The elders were also known as the Grandmasters, the most experienced and knowledgeable of their chosen field. The Grandmasters were elected by the Masters of each of the four crafts – soldier, hunter, medic and craftsman – and they held ultimate authority over each of their respective quadrant. At the bottom of the Sanctum lay the most precious resource of the city – the water pool. The very lifeblood of the city, only the elders and a select few had permission to enter the Sanctum and access the life-giving pool. The Sanctum also housed the dry food stores, should the city ever be under siege or times turn hard and, the library, containing maps as well as various scrolls detailing the land, its resources and its creatures.

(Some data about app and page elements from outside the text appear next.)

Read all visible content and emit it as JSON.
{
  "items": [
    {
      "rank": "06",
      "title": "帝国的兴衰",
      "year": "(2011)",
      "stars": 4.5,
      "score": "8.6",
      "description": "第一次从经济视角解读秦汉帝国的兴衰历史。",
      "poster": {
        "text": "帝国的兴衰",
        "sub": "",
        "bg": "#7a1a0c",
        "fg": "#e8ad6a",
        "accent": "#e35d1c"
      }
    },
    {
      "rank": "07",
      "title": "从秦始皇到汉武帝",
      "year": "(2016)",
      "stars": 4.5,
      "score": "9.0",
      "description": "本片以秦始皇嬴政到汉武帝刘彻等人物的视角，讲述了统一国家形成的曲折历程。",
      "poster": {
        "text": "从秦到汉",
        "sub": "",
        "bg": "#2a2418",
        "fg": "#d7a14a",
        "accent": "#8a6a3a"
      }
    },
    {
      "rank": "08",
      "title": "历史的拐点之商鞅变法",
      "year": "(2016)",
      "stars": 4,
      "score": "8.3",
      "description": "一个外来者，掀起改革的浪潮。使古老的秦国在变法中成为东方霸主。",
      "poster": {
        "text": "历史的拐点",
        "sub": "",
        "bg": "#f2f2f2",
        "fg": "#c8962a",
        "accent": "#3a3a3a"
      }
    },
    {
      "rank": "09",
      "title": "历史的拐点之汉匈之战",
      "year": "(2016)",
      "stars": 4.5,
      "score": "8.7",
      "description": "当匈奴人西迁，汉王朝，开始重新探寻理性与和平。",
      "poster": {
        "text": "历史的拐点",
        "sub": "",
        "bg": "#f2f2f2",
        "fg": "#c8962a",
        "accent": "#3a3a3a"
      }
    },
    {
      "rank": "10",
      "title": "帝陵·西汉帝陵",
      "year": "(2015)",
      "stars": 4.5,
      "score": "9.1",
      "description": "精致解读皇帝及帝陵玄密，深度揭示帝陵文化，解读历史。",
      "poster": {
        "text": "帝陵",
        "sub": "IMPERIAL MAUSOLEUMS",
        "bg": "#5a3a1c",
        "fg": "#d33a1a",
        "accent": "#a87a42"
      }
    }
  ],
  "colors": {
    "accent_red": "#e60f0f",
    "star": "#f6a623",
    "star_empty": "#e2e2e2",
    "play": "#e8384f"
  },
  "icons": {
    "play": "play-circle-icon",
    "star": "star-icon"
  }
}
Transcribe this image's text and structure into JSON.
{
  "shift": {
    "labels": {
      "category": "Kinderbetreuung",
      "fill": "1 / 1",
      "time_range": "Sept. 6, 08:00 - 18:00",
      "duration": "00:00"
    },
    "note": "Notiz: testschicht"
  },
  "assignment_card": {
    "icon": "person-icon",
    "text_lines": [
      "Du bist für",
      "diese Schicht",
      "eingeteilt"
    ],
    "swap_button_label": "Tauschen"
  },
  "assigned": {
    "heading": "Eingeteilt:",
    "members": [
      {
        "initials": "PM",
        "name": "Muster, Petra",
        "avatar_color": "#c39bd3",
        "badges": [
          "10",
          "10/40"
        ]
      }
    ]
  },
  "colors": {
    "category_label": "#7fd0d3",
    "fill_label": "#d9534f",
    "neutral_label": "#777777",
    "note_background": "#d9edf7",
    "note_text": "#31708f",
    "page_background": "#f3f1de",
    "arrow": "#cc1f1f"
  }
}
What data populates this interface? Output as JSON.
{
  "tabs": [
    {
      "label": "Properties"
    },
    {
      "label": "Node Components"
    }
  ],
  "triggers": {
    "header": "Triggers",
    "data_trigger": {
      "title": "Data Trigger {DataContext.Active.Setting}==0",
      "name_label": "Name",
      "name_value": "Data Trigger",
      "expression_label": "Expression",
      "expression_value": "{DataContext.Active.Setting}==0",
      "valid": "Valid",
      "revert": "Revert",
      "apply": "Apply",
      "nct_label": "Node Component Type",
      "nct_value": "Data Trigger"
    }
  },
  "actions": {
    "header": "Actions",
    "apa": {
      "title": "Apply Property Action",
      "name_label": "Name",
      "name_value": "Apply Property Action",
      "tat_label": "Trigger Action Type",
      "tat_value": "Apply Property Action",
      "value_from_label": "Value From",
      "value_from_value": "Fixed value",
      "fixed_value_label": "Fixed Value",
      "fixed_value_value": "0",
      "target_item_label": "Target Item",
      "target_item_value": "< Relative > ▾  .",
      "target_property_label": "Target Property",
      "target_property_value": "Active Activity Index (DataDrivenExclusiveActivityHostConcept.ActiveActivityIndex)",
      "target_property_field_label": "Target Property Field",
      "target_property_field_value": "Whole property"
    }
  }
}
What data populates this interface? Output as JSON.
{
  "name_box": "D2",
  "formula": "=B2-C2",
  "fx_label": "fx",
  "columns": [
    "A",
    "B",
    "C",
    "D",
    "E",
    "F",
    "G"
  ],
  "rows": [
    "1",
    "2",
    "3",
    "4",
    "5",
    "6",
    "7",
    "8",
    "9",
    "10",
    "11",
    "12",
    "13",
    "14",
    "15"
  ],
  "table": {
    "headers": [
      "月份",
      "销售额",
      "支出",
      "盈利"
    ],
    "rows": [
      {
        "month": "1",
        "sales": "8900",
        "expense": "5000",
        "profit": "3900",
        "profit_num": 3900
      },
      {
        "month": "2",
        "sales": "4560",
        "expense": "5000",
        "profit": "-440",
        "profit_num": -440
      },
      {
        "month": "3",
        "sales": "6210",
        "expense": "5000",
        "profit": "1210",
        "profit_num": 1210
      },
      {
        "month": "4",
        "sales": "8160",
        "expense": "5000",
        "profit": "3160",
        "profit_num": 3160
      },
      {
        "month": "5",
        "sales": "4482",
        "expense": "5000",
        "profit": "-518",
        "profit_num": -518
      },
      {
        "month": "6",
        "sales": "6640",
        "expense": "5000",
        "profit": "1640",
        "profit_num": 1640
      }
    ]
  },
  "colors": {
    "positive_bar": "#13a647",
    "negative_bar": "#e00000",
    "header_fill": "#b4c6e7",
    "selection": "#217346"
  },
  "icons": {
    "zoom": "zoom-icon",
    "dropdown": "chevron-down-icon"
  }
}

There was no space for the dead inside Nimar, the deceased were burnt and their ashes scattered – even those of a Grandmaster. At night, numerous torches lit the city fuelled by the oil from the northern tar sands – a concoction of crude black oil which seeped to the surface and mixed with quicksand. Outside the Sanctum burned the eternal flame, used to quickly light the torches at night time, to cook the food and to light fire arrows in case of attack. The Southeast quadrant of the city contained the training buildings and sleeping quarters of the hunters. Staring at the city, Athmane was counting down the seconds until he was back on the other side of the wall.